[Opening RECORDED INFORMATION section]
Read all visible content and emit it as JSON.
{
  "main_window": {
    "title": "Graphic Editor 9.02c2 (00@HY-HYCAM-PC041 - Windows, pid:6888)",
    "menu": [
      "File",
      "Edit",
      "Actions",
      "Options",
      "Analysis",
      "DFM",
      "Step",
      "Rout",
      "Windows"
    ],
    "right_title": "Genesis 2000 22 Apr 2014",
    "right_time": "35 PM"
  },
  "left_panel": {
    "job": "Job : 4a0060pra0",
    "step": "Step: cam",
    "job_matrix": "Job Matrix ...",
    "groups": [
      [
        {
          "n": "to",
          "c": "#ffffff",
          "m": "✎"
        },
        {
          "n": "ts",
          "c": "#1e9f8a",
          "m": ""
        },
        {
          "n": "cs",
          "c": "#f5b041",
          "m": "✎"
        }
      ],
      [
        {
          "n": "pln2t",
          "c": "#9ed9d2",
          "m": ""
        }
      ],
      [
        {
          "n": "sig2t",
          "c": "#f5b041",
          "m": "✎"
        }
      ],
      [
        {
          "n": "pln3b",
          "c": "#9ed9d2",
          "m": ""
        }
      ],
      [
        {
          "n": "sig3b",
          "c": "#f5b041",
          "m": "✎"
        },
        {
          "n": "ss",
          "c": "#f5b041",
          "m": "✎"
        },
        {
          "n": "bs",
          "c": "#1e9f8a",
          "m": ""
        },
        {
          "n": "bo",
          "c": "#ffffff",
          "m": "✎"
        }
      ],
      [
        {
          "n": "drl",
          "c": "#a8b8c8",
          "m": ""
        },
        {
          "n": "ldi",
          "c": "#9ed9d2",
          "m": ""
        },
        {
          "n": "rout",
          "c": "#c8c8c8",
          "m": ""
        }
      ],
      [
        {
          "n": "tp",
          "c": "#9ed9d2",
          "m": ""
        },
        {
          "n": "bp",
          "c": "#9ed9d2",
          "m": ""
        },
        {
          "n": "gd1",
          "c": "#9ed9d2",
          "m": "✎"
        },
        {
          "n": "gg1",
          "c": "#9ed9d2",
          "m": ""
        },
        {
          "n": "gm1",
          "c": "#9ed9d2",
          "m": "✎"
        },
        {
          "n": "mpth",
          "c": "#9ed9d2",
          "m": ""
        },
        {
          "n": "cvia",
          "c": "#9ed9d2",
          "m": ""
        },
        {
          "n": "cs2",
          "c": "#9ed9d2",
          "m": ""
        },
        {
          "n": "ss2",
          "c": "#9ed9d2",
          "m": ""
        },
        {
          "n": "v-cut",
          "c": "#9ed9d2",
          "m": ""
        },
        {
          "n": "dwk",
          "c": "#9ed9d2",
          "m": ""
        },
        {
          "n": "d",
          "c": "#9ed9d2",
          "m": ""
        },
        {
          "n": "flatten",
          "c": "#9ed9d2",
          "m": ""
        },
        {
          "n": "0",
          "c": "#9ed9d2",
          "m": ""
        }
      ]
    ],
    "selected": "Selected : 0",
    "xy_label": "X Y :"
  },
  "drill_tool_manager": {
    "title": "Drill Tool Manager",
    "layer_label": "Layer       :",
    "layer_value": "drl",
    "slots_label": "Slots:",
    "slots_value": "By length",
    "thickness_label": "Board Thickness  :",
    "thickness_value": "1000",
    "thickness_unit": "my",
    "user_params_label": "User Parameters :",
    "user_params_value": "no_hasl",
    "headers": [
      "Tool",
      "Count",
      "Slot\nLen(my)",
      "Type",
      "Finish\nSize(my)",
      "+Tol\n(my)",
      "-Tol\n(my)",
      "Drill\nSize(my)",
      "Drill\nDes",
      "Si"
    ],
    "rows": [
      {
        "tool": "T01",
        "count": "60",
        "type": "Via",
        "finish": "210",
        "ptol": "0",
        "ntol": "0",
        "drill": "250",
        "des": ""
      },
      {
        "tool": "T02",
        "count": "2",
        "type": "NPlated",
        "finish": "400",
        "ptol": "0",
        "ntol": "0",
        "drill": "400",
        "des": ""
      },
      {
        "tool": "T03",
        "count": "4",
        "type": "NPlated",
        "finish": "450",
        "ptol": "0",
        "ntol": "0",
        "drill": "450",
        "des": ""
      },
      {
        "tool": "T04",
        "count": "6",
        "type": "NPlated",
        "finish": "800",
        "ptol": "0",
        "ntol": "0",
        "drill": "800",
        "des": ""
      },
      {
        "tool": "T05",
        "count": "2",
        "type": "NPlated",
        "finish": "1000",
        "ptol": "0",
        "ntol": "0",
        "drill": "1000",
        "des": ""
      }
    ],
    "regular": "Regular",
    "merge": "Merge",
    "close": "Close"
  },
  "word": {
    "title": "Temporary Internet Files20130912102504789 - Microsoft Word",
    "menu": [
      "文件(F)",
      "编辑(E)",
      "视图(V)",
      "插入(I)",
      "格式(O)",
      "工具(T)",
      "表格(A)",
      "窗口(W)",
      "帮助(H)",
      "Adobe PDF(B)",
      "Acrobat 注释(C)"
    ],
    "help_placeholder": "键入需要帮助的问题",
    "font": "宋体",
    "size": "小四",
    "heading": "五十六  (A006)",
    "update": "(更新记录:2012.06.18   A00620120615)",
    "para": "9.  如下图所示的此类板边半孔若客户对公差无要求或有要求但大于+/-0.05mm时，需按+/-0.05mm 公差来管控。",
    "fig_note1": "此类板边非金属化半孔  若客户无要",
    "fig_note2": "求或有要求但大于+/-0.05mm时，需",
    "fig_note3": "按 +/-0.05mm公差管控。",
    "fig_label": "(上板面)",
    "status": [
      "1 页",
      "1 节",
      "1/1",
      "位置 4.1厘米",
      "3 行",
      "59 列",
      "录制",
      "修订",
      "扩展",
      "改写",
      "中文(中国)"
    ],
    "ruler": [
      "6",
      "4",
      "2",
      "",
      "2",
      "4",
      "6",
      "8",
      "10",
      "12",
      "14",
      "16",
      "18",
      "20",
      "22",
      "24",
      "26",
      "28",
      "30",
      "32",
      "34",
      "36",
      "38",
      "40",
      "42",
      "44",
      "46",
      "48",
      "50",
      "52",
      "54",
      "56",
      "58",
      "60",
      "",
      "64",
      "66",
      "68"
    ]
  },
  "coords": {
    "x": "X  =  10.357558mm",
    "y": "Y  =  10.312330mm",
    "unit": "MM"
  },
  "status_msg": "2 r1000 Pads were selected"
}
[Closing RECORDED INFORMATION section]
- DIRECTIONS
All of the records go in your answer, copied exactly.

- TASK OUTPUT
Read all visible content and emit it as JSON.
{
  "main_window": {
    "title": "Graphic Editor 9.02c2 (00@HY-HYCAM-PC041 - Windows, pid:6888)",
    "menu": [
      "File",
      "Edit",
      "Actions",
      "Options",
      "Analysis",
      "DFM",
      "Step",
      "Rout",
      "Windows"
    ],
    "right_title": "Genesis 2000 22 Apr 2014",
    "right_time": "35 PM"
  },
  "left_panel": {
    "job": "Job : 4a0060pra0",
    "step": "Step: cam",
    "job_matrix": "Job Matrix ...",
    "groups": [
      [
        {
          "n": "to",
          "c": "#ffffff",
          "m": "✎"
        },
        {
          "n": "ts",
          "c": "#1e9f8a",
          "m": ""
        },
        {
          "n": "cs",
          "c": "#f5b041",
          "m": "✎"
        }
      ],
      [
        {
          "n": "pln2t",
          "c": "#9ed9d2",
          "m": ""
        }
      ],
      [
        {
          "n": "sig2t",
          "c": "#f5b041",
          "m": "✎"
        }
      ],
      [
        {
          "n": "pln3b",
          "c": "#9ed9d2",
          "m": ""
        }
      ],
      [
        {
          "n": "sig3b",
          "c": "#f5b041",
          "m": "✎"
        },
        {
          "n": "ss",
          "c": "#f5b041",
          "m": "✎"
        },
        {
          "n": "bs",
          "c": "#1e9f8a",
          "m": ""
        },
        {
          "n": "bo",
          "c": "#ffffff",
          "m": "✎"
        }
      ],
      [
        {
          "n": "drl",
          "c": "#a8b8c8",
          "m": ""
        },
        {
          "n": "ldi",
          "c": "#9ed9d2",
          "m": ""
        },
        {
          "n": "rout",
          "c": "#c8c8c8",
          "m": ""
        }
      ],
      [
        {
          "n": "tp",
          "c": "#9ed9d2",
          "m": ""
        },
        {
          "n": "bp",
          "c": "#9ed9d2",
          "m": ""
        },
        {
          "n": "gd1",
          "c": "#9ed9d2",
          "m": "✎"
        },
        {
          "n": "gg1",
          "c": "#9ed9d2",
          "m": ""
        },
        {
          "n": "gm1",
          "c": "#9ed9d2",
          "m": "✎"
        },
        {
          "n": "mpth",
          "c": "#9ed9d2",
          "m": ""
        },
        {
          "n": "cvia",
          "c": "#9ed9d2",
          "m": ""
        },
        {
          "n": "cs2",
          "c": "#9ed9d2",
          "m": ""
        },
        {
          "n": "ss2",
          "c": "#9ed9d2",
          "m": ""
        },
        {
          "n": "v-cut",
          "c": "#9ed9d2",
          "m": ""
        },
        {
          "n": "dwk",
          "c": "#9ed9d2",
          "m": ""
        },
        {
          "n": "d",
          "c": "#9ed9d2",
          "m": ""
        },
        {
          "n": "flatten",
          "c": "#9ed9d2",
          "m": ""
        },
        {
          "n": "0",
          "c": "#9ed9d2",
          "m": ""
        }
      ]
    ],
    "selected": "Selected : 0",
    "xy_label": "X Y :"
  },
  "drill_tool_manager": {
    "title": "Drill Tool Manager",
    "layer_label": "Layer       :",
    "layer_value": "drl",
    "slots_label": "Slots:",
    "slots_value": "By length",
    "thickness_label": "Board Thickness  :",
    "thickness_value": "1000",
    "thickness_unit": "my",
    "user_params_label": "User Parameters :",
    "user_params_value": "no_hasl",
    "headers": [
      "Tool",
      "Count",
      "Slot\nLen(my)",
      "Type",
      "Finish\nSize(my)",
      "+Tol\n(my)",
      "-Tol\n(my)",
      "Drill\nSize(my)",
      "Drill\nDes",
      "Si"
    ],
    "rows": [
      {
        "tool": "T01",
        "count": "60",
        "type": "Via",
        "finish": "210",
        "ptol": "0",
        "ntol": "0",
        "drill": "250",
        "des": ""
      },
      {
        "tool": "T02",
        "count": "2",
        "type": "NPlated",
        "finish": "400",
        "ptol": "0",
        "ntol": "0",
        "drill": "400",
        "des": ""
      },
      {
        "tool": "T03",
        "count": "4",
        "type": "NPlated",
        "finish": "450",
        "ptol": "0",
        "ntol": "0",
        "drill": "450",
        "des": ""
      },
      {
        "tool": "T04",
        "count": "6",
        "type": "NPlated",
        "finish": "800",
        "ptol": "0",
        "ntol": "0",
        "drill": "800",
        "des": ""
      },
      {
        "tool": "T05",
        "count": "2",
        "type": "NPlated",
        "finish": "1000",
        "ptol": "0",
        "ntol": "0",
        "drill": "1000",
        "des": ""
      }
    ],
    "regular": "Regular",
    "merge": "Merge",
    "close": "Close"
  },
  "word": {
    "title": "Temporary Internet Files20130912102504789 - Microsoft Word",
    "menu": [
      "文件(F)",
      "编辑(E)",
      "视图(V)",
      "插入(I)",
      "格式(O)",
      "工具(T)",
      "表格(A)",
      "窗口(W)",
      "帮助(H)",
      "Adobe PDF(B)",
      "Acrobat 注释(C)"
    ],
    "help_placeholder": "键入需要帮助的问题",
    "font": "宋体",
    "size": "小四",
    "heading": "五十六  (A006)",
    "update": "(更新记录:2012.06.18   A00620120615)",
    "para": "9.  如下图所示的此类板边半孔若客户对公差无要求或有要求但大于+/-0.05mm时，需按+/-0.05mm 公差来管控。",
    "fig_note1": "此类板边非金属化半孔  若客户无要",
    "fig_note2": "求或有要求但大于+/-0.05mm时，需",
    "fig_note3": "按 +/-0.05mm公差管控。",
    "fig_label": "(上板面)",
    "status": [
      "1 页",
      "1 节",
      "1/1",
      "位置 4.1厘米",
      "3 行",
      "59 列",
      "录制",
      "修订",
      "扩展",
      "改写",
      "中文(中国)"
    ],
    "ruler": [
      "6",
      "4",
      "2",
      "",
      "2",
      "4",
      "6",
      "8",
      "10",
      "12",
      "14",
      "16",
      "18",
      "20",
      "22",
      "24",
      "26",
      "28",
      "30",
      "32",
      "34",
      "36",
      "38",
      "40",
      "42",
      "44",
      "46",
      "48",
      "50",
      "52",
      "54",
      "56",
      "58",
      "60",
      "",
      "64",
      "66",
      "68"
    ]
  },
  "coords": {
    "x": "X  =  10.357558mm",
    "y": "Y  =  10.312330mm",
    "unit": "MM"
  },
  "status_msg": "2 r1000 Pads were selected"
}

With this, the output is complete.